EXERCISE REQUIREMENTS -
Your answer should repeat every line of the records below in which the word "name" appears.

EXTRACTED RECORDS -
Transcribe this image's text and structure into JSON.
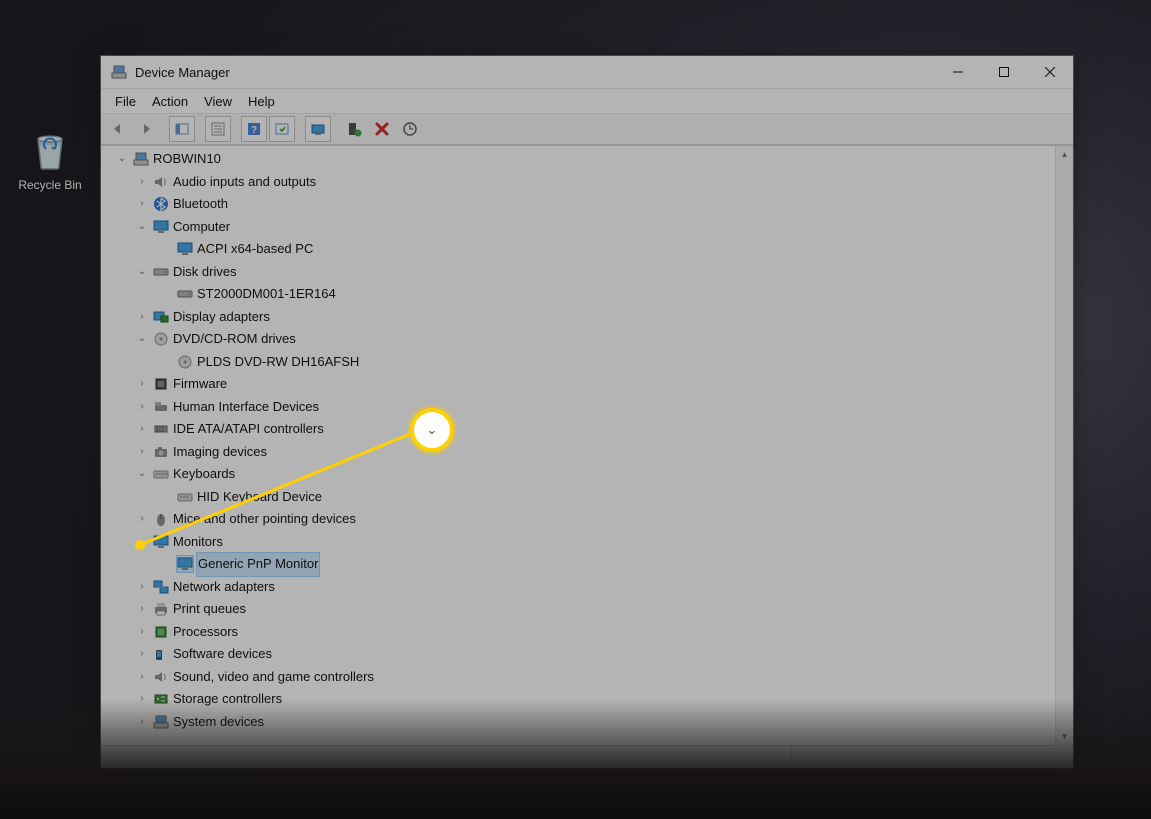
{
  "desktop": {
    "recycle_bin": "Recycle Bin"
  },
  "window": {
    "title": "Device Manager",
    "menus": {
      "file": "File",
      "action": "Action",
      "view": "View",
      "help": "Help"
    }
  },
  "tree": {
    "root": "ROBWIN10",
    "audio": "Audio inputs and outputs",
    "bluetooth": "Bluetooth",
    "computer": "Computer",
    "computer_child": "ACPI x64-based PC",
    "disk": "Disk drives",
    "disk_child": "ST2000DM001-1ER164",
    "display": "Display adapters",
    "dvd": "DVD/CD-ROM drives",
    "dvd_child": "PLDS DVD-RW DH16AFSH",
    "firmware": "Firmware",
    "hid": "Human Interface Devices",
    "ide": "IDE ATA/ATAPI controllers",
    "imaging": "Imaging devices",
    "keyboards": "Keyboards",
    "keyboards_child": "HID Keyboard Device",
    "mice": "Mice and other pointing devices",
    "monitors": "Monitors",
    "monitors_child": "Generic PnP Monitor",
    "network": "Network adapters",
    "print": "Print queues",
    "processors": "Processors",
    "software": "Software devices",
    "sound": "Sound, video and game controllers",
    "storage": "Storage controllers",
    "system": "System devices"
  },
  "icons": {
    "computer_color": "#2e8bd8",
    "highlight": "#ffcf00"
  }
}
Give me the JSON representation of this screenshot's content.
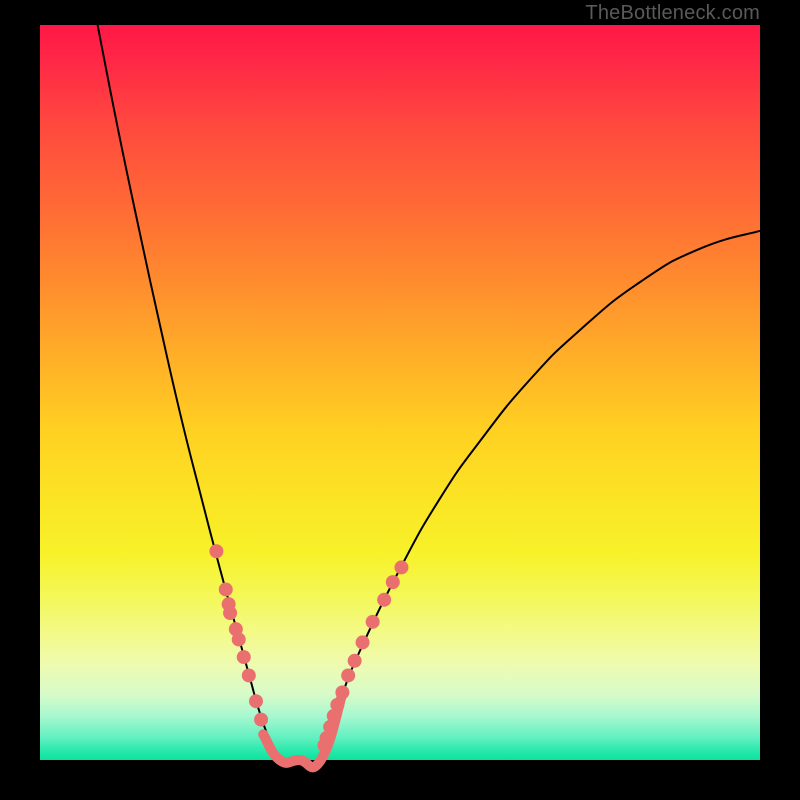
{
  "watermark": "TheBottleneck.com",
  "colors": {
    "page_bg": "#000000",
    "gradient_top": "#ff1846",
    "gradient_bottom": "#10e09e",
    "curve": "#000000",
    "marker": "#ea7070"
  },
  "chart_data": {
    "type": "line",
    "title": "",
    "xlabel": "",
    "ylabel": "",
    "xlim": [
      0,
      1
    ],
    "ylim": [
      0,
      1
    ],
    "series": [
      {
        "name": "left-curve",
        "x": [
          0.08,
          0.108,
          0.138,
          0.167,
          0.195,
          0.222,
          0.25,
          0.278,
          0.292,
          0.305,
          0.32,
          0.333
        ],
        "y": [
          1.0,
          0.86,
          0.72,
          0.59,
          0.47,
          0.365,
          0.26,
          0.16,
          0.11,
          0.065,
          0.025,
          0.0
        ]
      },
      {
        "name": "right-curve",
        "x": [
          0.39,
          0.402,
          0.42,
          0.445,
          0.5,
          0.555,
          0.612,
          0.68,
          0.75,
          0.833,
          0.915,
          1.0
        ],
        "y": [
          0.0,
          0.04,
          0.09,
          0.15,
          0.26,
          0.355,
          0.435,
          0.517,
          0.585,
          0.65,
          0.695,
          0.72
        ]
      },
      {
        "name": "trough",
        "x": [
          0.31,
          0.333,
          0.36,
          0.39,
          0.42
        ],
        "y": [
          0.035,
          0.0,
          0.0,
          0.0,
          0.09
        ]
      }
    ],
    "markers": {
      "left_dots": [
        {
          "x": 0.245,
          "y": 0.284
        },
        {
          "x": 0.258,
          "y": 0.232
        },
        {
          "x": 0.262,
          "y": 0.212
        },
        {
          "x": 0.264,
          "y": 0.2
        },
        {
          "x": 0.272,
          "y": 0.178
        },
        {
          "x": 0.276,
          "y": 0.164
        },
        {
          "x": 0.283,
          "y": 0.14
        },
        {
          "x": 0.29,
          "y": 0.115
        },
        {
          "x": 0.3,
          "y": 0.08
        },
        {
          "x": 0.307,
          "y": 0.055
        }
      ],
      "right_dots": [
        {
          "x": 0.395,
          "y": 0.02
        },
        {
          "x": 0.398,
          "y": 0.03
        },
        {
          "x": 0.403,
          "y": 0.045
        },
        {
          "x": 0.408,
          "y": 0.06
        },
        {
          "x": 0.413,
          "y": 0.075
        },
        {
          "x": 0.42,
          "y": 0.092
        },
        {
          "x": 0.428,
          "y": 0.115
        },
        {
          "x": 0.437,
          "y": 0.135
        },
        {
          "x": 0.448,
          "y": 0.16
        },
        {
          "x": 0.462,
          "y": 0.188
        },
        {
          "x": 0.478,
          "y": 0.218
        },
        {
          "x": 0.49,
          "y": 0.242
        },
        {
          "x": 0.502,
          "y": 0.262
        }
      ]
    }
  }
}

EXPECTED ANSWER -
        "name": "left-curve",
        "name": "right-curve",
        "name": "trough",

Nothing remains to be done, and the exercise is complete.